ELLERBE — Two Richmond County fruit farmers were glad to see their crops survived Wednesday morning’s frost.

Lee Berry, of the Berry Patch, went out to his four-acre field near the intersection of Greenlake and McIntyre roads around 6 a.m. The temperature was 33 degrees but had dropped to 31 by the next hour.

Berry pointed to a brown spot on a small green strawberry he said was caused by the berry touching the blanket overnight.

“It didn’t kill it, but what it’s going to do is put a little funky spot on the end of it,” he said. “It just won’t ever mature properly.”

For the most part, though, he didn’t see much damage.

“If it would have dried out two hours earlier yesterday and if the wind had’ve blown (and the sun had come out earlier) … it would have dried ‘em out and there wouldn’t be an issue at all,” he said. “Thirty-one’s nothing with the blankets that I use.”

The row blankets that cover the rows are effective down to 27 degrees, Berry added.

He also turned on the water pipes that run down the middle of the rows to try to increase the temperature by at least one degree, which he said can “make or break” a peach or blueberry crop.

“Is that what saved me this morning? I don’t know,” Berry said. “It was a little bit of everything, especially the prayers, definitely the prayers.”

Up the road in Wind Blow, Danny Bynum was checking on his peach orchards, pulling blooms of the trees to inspect the budding fruit.

“I think we’re gonna be good,” he said. “Usually in about three or four days you can tell.”

The past two frosts weren’t as devastating as the one in 2016, when farmers took a huge hit from a mid-March deep-freeze.

“We have had some bad ones in March where, no matter what you do, you just can’t save the crop,” Berry said. “I’ve seen it where you’re more worried about saving the plant than you are the crop.

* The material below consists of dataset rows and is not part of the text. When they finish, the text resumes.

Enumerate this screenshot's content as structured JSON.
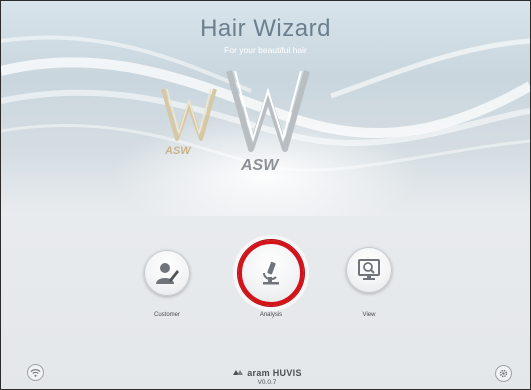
{
  "app": {
    "title": "Hair Wizard",
    "subtitle": "For your beautiful hair"
  },
  "logo": {
    "small_text": "ASW",
    "big_text": "ASW",
    "small_color": "#c9b48a",
    "big_color": "#8d9297"
  },
  "menu": {
    "customer_label": "Customer",
    "analysis_label": "Analysis",
    "view_label": "View",
    "customer_icon": "person-pen-icon",
    "analysis_icon": "microscope-icon",
    "view_icon": "monitor-magnifier-icon",
    "selected": "Analysis",
    "selected_ring_color": "#d3131a"
  },
  "footer": {
    "brand": "aram HUVIS",
    "version": "V0.0.7",
    "left_icon": "wifi-icon",
    "right_icon": "gear-icon"
  }
}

“Because once that plant starts growing, gets green and vigorous, a cold snap can really damage the plant internally.”

North Carolina is the fourth-largest producer of strawberries in the nation, with about 1,100 acres harvested across the state, according to the N.C. Department of Agriculture and Consumer Services.

Bynum, a third-generation farmer, wasn’t as worried about this week’s frost, because experience has taught him there’s always a big frost before Easter.

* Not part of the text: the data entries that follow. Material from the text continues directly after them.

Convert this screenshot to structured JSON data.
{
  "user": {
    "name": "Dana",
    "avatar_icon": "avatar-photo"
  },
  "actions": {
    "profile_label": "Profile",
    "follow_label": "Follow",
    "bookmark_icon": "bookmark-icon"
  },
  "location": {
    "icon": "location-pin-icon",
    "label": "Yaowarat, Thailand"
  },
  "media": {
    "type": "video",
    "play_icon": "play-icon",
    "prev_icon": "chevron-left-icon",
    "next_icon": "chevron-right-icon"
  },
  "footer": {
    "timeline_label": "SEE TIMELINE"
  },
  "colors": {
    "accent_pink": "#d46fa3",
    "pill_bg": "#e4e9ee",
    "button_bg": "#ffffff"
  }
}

“You’ve got to get by Easter before you can say you’ve got it made,” he said.

Bynum grows around 15 variety of peaches — including the local popular namesake Winblo Peach, developed in 1972 — and sales them at his roadside stand on N.C. 73.

Winblos are usually ready to pick by the first of July; some of the other varieties, a little earlier.

“Raising peaches is like going to Las Vegas,” Bynum said. “Sometimes you hit the jackpot, sometimes you go home broke.”

During the frost several weeks ago, Bynum made out OK, whereas Berry lost 5-8 percent of his crop — even after doubling up on the blankets.

However, this year was the earliest he’s picked strawberries in 25 years, starting on March 22. The average pick date, he said, is April 10.

He was also thankful that blackberry plants he recently ordered from Florida didn’t arrive last week when they were supposed to because the greenhouse-grown plants would have been shocked by the freezing temps.

“There should be plenty of berries this year despite a wet and cold first quarter in 2019,” Agriculture Commissioner Steve Troxler said in a March 29 press release. “We encourage consumers to visit a pick-your-own farm, go to a farmers market or stop by a roadside stand to get the freshest berries available.”

Berry said he spoke with two friends on Wednesday who also grow strawberries, one in South Carolina, the other in Greensboro.

“We were all concerned about the same thing, but everybody came out good,” he said. “We’re all blessed to still have a crop today.”

Danny Bynum inspects a budding peach after pulling a bloom off a tree in his Wind Blow orchard.